-- Records provided follows --
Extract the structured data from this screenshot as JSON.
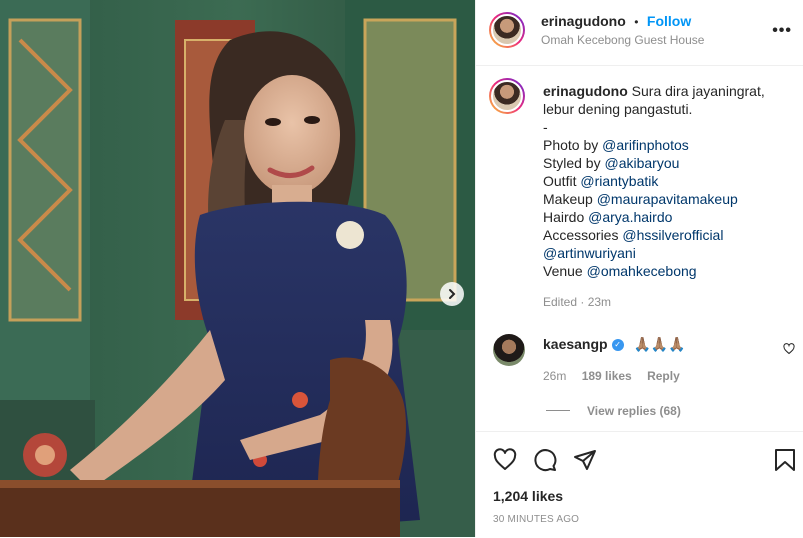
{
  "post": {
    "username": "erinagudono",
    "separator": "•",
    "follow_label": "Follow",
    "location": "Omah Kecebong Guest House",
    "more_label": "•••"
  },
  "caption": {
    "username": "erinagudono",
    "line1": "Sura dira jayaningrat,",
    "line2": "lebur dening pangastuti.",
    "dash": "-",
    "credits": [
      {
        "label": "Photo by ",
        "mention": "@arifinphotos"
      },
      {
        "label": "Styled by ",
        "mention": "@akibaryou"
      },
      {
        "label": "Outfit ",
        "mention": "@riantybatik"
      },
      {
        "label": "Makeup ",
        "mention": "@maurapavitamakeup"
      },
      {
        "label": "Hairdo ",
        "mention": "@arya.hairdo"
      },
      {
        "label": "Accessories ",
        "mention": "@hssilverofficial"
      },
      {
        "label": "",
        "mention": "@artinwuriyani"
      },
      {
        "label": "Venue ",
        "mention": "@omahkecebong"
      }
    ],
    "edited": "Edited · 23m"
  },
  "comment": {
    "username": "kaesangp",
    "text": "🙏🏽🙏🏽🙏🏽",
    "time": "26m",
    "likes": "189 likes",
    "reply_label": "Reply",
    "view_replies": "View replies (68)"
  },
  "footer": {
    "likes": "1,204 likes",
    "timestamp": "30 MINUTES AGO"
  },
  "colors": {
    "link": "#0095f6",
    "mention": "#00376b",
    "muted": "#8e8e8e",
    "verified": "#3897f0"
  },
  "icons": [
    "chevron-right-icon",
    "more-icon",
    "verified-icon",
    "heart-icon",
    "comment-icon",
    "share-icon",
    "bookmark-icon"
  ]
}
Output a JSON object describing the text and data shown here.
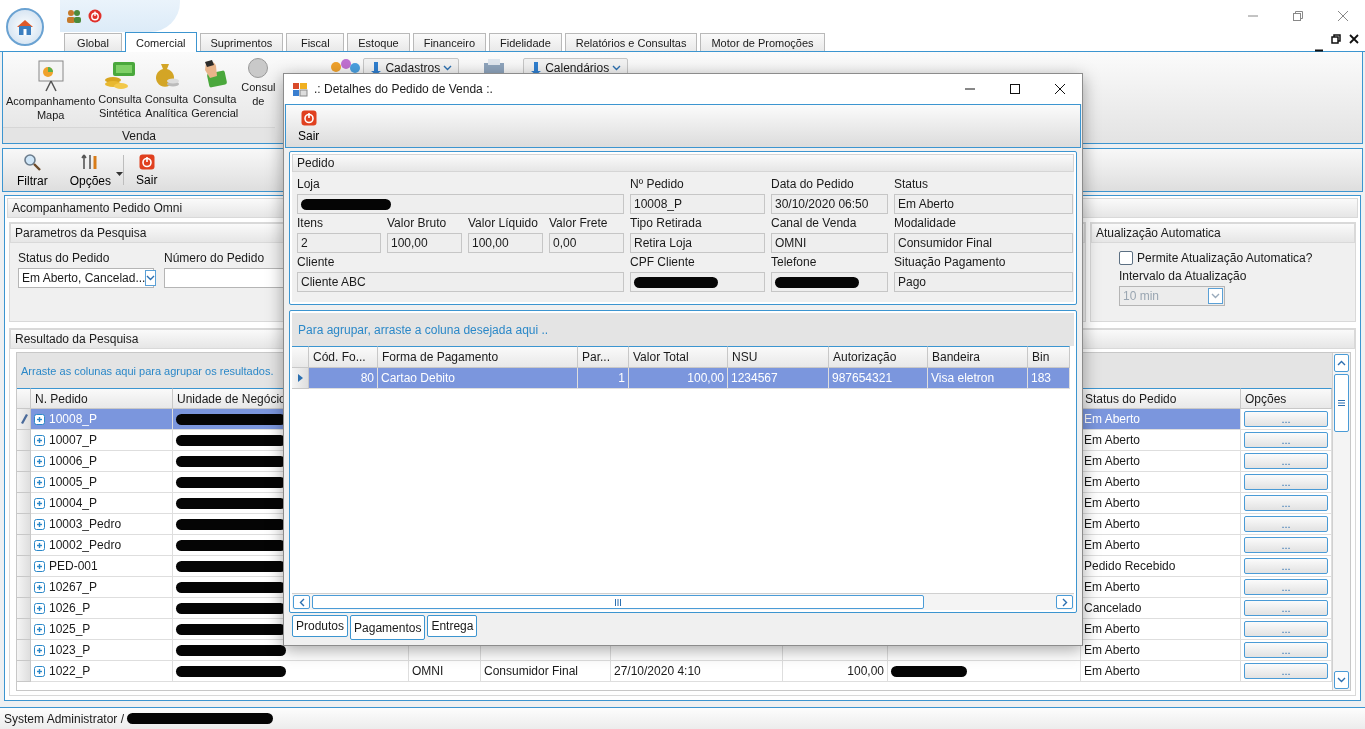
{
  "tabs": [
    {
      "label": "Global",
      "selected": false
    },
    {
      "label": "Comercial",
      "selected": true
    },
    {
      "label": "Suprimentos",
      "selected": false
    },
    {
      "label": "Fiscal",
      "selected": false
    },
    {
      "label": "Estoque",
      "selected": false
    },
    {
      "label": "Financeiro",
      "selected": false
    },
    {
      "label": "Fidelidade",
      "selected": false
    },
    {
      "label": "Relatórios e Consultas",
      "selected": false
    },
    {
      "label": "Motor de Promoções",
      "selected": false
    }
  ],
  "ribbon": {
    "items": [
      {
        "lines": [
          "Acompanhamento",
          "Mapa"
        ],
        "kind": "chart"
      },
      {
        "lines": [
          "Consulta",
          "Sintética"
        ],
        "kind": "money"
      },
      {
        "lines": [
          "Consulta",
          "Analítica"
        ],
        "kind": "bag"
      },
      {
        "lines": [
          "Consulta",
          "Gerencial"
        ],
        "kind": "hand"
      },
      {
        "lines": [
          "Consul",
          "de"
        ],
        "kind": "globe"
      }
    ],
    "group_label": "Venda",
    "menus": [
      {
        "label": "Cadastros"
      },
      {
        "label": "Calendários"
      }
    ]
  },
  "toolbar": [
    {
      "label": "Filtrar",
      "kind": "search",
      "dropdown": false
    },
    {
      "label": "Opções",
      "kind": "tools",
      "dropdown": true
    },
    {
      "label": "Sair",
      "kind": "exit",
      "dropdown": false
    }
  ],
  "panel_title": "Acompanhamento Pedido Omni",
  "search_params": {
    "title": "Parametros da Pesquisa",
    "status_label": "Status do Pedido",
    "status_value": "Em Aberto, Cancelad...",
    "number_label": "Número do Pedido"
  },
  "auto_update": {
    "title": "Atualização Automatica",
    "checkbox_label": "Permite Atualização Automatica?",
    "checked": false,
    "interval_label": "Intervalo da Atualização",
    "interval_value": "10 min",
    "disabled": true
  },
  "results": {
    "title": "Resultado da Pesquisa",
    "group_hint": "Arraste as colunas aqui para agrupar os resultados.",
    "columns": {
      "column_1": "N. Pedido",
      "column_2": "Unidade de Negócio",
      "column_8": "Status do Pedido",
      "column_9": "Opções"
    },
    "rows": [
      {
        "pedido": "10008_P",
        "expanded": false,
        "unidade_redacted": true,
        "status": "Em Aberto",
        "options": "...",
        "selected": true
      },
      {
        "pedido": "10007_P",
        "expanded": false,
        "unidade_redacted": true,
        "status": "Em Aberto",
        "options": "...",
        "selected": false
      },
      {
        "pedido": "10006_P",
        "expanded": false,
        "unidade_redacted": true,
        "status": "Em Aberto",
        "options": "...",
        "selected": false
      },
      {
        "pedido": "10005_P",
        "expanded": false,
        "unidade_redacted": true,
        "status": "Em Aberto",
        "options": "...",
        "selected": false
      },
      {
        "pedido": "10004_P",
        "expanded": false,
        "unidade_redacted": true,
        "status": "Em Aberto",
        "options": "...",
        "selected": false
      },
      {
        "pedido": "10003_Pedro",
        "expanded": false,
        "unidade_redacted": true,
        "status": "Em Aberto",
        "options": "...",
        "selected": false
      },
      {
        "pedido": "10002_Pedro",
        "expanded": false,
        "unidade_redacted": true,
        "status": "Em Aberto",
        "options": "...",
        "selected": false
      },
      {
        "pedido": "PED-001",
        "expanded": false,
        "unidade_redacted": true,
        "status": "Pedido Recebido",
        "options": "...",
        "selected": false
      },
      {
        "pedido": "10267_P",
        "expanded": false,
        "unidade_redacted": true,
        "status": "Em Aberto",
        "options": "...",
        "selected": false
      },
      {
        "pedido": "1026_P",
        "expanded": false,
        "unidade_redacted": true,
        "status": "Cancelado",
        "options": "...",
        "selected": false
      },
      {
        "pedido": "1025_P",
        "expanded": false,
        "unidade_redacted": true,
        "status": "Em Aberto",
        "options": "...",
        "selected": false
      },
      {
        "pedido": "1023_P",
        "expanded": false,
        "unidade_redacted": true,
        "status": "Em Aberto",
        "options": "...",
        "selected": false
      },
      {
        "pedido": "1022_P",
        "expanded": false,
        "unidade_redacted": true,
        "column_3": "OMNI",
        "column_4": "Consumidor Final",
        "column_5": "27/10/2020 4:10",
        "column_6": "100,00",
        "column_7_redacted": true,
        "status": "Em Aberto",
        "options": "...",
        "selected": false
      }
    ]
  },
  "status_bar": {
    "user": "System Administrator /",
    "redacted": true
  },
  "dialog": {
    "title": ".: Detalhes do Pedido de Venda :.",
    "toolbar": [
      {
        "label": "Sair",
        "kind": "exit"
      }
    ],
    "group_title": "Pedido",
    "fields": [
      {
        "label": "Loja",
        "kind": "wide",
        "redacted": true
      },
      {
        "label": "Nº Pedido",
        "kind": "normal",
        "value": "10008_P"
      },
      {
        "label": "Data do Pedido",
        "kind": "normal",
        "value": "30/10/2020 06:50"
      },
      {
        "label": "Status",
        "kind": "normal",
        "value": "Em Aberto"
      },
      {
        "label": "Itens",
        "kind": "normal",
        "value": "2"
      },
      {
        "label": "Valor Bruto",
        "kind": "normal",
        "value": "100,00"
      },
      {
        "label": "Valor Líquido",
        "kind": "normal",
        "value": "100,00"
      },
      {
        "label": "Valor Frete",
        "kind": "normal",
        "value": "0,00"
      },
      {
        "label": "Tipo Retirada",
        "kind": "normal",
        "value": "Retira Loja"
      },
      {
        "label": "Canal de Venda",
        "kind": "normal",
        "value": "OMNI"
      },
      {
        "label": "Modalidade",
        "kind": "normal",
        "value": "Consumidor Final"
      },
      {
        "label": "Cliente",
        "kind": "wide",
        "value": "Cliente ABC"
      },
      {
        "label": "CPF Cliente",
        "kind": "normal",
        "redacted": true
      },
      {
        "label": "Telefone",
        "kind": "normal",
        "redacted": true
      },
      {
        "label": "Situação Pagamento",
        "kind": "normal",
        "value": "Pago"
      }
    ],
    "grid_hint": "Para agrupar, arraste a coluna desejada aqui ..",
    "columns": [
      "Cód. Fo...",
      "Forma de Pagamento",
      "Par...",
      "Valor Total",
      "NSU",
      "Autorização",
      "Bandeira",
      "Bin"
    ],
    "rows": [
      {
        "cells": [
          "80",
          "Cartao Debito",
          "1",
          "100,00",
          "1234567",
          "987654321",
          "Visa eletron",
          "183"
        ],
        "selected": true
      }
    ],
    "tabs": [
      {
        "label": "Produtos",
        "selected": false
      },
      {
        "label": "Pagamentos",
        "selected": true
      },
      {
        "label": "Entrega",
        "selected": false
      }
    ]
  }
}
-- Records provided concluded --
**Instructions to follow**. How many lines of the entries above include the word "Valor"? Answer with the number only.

**The completed task**. 4